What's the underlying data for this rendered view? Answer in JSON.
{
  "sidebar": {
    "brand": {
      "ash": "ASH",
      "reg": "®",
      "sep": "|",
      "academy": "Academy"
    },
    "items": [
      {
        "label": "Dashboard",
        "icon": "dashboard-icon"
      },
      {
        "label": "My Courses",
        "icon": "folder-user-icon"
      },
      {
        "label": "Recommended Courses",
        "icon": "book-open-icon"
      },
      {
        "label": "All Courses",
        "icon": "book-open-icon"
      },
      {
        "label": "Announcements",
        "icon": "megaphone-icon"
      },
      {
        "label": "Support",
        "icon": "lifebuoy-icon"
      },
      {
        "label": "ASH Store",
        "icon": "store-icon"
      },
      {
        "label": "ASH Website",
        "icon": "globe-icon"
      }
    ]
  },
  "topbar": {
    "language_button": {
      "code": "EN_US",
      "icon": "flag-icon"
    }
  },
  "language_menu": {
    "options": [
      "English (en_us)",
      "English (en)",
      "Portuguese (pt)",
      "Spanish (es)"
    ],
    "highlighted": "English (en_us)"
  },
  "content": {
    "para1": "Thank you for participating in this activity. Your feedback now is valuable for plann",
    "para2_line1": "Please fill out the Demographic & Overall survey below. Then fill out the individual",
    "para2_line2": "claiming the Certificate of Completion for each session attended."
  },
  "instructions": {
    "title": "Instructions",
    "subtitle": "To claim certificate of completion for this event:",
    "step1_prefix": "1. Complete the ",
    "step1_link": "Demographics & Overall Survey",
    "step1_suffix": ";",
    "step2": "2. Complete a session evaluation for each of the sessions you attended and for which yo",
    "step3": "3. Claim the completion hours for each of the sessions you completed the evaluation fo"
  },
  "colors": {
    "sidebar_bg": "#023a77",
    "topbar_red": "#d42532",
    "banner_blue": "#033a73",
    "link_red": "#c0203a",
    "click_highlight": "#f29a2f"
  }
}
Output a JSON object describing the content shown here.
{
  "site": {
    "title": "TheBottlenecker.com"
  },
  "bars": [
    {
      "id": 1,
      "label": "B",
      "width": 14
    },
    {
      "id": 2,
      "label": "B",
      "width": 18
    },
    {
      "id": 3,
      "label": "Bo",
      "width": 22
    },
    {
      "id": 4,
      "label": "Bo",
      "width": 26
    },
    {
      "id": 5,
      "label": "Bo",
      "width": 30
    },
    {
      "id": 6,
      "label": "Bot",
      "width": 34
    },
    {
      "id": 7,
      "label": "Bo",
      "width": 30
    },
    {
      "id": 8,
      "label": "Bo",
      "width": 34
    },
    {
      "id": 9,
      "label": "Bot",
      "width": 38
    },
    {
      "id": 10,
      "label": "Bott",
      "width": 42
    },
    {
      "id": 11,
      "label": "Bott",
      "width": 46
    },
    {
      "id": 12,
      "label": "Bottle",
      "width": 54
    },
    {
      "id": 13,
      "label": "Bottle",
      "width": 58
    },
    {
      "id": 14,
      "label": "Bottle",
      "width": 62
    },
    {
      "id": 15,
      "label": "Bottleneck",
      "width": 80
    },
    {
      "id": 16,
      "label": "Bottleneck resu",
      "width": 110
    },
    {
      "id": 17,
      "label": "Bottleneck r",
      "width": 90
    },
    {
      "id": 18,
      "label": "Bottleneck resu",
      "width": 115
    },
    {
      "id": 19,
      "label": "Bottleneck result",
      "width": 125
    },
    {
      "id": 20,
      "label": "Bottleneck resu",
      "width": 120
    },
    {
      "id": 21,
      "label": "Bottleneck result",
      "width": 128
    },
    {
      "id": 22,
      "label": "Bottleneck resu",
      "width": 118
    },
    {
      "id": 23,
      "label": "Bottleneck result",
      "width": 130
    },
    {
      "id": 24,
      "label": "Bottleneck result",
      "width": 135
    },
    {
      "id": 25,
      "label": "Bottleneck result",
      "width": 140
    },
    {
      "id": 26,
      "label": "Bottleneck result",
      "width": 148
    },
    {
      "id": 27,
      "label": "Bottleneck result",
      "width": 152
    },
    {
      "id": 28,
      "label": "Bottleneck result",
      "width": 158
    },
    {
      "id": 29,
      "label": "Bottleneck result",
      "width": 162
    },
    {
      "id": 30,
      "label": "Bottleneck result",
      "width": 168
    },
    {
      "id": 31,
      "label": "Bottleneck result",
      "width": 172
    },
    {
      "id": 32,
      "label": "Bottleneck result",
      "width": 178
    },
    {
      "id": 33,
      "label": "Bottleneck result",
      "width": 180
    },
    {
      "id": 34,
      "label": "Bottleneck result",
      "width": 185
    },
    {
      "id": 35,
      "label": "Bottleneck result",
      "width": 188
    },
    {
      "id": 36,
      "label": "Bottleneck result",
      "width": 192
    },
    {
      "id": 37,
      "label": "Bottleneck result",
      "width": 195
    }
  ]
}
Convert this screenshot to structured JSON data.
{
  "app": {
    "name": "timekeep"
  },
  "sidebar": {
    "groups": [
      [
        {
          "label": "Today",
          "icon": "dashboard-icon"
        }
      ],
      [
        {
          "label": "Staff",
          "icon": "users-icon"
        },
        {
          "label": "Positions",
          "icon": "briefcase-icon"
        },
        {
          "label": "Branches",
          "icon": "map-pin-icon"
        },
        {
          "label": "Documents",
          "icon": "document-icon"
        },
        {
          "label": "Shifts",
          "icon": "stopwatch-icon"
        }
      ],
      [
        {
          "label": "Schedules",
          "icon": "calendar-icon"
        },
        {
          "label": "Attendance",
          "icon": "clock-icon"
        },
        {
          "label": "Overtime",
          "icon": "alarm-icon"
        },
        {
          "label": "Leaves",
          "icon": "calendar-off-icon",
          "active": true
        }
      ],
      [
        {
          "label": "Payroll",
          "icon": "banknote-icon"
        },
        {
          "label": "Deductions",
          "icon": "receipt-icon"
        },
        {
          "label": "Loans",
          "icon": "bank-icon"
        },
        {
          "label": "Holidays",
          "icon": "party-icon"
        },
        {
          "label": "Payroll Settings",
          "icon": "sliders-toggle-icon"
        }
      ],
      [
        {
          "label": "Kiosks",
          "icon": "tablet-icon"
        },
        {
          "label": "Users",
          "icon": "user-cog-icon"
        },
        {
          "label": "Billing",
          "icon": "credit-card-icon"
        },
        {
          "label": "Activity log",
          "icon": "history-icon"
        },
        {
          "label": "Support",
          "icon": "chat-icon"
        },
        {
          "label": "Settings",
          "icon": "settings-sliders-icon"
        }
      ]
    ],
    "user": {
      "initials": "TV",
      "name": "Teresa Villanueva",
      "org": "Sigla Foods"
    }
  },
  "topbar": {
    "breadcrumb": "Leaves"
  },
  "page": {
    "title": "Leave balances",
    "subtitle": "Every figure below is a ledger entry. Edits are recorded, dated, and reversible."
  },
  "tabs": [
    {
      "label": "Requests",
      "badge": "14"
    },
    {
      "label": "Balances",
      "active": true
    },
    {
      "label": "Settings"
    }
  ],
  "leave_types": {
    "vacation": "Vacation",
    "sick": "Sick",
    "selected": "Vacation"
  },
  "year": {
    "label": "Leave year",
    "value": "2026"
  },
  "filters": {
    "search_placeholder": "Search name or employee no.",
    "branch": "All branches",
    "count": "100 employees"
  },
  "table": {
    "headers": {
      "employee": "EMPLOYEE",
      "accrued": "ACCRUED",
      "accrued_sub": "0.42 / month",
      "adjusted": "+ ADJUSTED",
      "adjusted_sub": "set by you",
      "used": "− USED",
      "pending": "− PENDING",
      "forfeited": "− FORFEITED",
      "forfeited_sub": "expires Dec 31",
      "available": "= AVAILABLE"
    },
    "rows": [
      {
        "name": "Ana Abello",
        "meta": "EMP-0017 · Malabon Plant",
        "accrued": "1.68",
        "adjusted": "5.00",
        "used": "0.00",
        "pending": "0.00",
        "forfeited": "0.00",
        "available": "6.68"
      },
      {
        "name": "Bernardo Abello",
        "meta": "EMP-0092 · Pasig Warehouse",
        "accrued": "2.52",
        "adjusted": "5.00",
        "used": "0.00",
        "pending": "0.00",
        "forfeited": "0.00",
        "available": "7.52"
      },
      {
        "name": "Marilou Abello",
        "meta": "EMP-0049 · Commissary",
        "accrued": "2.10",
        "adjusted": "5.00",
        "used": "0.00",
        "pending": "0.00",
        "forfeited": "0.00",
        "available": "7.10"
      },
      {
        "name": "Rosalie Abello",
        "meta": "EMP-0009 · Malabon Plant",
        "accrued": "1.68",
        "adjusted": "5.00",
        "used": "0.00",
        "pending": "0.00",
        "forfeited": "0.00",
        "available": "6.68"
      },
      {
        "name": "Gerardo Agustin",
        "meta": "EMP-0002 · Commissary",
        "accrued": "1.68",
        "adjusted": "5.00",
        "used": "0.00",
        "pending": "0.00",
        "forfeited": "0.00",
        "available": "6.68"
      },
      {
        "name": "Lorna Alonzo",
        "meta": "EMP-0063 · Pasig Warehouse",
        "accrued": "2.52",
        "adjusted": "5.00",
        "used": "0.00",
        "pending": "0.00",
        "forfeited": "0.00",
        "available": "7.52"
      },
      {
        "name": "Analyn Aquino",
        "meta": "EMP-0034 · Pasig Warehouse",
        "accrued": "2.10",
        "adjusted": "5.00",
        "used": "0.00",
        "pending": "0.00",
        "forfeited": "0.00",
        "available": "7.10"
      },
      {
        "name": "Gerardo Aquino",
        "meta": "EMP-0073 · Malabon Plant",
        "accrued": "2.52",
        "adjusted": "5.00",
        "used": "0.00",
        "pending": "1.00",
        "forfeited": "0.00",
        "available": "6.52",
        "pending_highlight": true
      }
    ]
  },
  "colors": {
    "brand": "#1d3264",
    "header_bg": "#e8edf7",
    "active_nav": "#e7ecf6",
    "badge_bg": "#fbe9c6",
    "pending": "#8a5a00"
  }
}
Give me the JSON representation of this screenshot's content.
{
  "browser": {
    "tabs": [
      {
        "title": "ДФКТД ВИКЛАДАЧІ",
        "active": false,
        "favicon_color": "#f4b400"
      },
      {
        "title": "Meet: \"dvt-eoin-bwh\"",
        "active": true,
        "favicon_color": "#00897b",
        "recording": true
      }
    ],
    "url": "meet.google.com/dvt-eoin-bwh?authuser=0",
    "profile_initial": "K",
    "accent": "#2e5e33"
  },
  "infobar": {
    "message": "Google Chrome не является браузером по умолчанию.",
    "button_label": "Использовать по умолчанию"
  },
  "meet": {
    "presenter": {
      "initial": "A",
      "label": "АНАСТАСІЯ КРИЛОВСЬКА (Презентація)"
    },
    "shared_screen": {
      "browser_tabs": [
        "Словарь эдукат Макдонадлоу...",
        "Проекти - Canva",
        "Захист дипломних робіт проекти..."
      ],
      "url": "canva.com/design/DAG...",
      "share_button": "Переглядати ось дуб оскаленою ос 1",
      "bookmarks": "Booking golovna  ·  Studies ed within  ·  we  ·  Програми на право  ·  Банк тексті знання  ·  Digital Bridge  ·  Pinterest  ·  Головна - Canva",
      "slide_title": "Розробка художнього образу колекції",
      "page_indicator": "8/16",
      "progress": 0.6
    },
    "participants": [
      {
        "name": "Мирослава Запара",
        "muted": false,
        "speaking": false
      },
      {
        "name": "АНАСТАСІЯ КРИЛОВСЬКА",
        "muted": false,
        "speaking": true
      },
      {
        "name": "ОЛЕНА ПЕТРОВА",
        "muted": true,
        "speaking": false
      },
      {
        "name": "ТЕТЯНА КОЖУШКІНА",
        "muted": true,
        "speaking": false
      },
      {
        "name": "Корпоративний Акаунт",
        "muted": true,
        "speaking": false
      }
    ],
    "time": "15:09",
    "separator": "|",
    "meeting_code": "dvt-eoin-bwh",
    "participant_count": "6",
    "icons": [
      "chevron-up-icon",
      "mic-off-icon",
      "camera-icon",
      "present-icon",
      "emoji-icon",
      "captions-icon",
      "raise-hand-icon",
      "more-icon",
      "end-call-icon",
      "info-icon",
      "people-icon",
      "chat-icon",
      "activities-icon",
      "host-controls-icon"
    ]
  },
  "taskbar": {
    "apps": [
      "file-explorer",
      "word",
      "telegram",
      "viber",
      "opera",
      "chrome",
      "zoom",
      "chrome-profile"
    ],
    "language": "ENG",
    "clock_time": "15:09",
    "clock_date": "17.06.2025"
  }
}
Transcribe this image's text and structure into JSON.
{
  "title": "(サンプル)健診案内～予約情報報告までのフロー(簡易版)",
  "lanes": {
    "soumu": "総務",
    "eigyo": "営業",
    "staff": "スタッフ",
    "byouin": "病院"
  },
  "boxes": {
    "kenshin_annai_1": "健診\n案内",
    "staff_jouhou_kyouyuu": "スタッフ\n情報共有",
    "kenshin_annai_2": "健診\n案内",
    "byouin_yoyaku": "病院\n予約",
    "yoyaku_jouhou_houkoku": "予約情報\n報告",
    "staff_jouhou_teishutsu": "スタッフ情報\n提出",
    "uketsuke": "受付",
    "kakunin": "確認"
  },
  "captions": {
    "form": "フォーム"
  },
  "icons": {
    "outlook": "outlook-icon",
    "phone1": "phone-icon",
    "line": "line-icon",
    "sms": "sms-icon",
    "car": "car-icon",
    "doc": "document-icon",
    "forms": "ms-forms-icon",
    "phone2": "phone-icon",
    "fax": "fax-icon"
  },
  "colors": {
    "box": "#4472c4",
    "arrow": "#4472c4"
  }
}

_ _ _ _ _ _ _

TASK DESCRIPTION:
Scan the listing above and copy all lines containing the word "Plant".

RESPONSE FOR THIS EXERCISE:
        "meta": "EMP-0017 · Malabon Plant",
        "meta": "EMP-0009 · Malabon Plant",
        "meta": "EMP-0073 · Malabon Plant",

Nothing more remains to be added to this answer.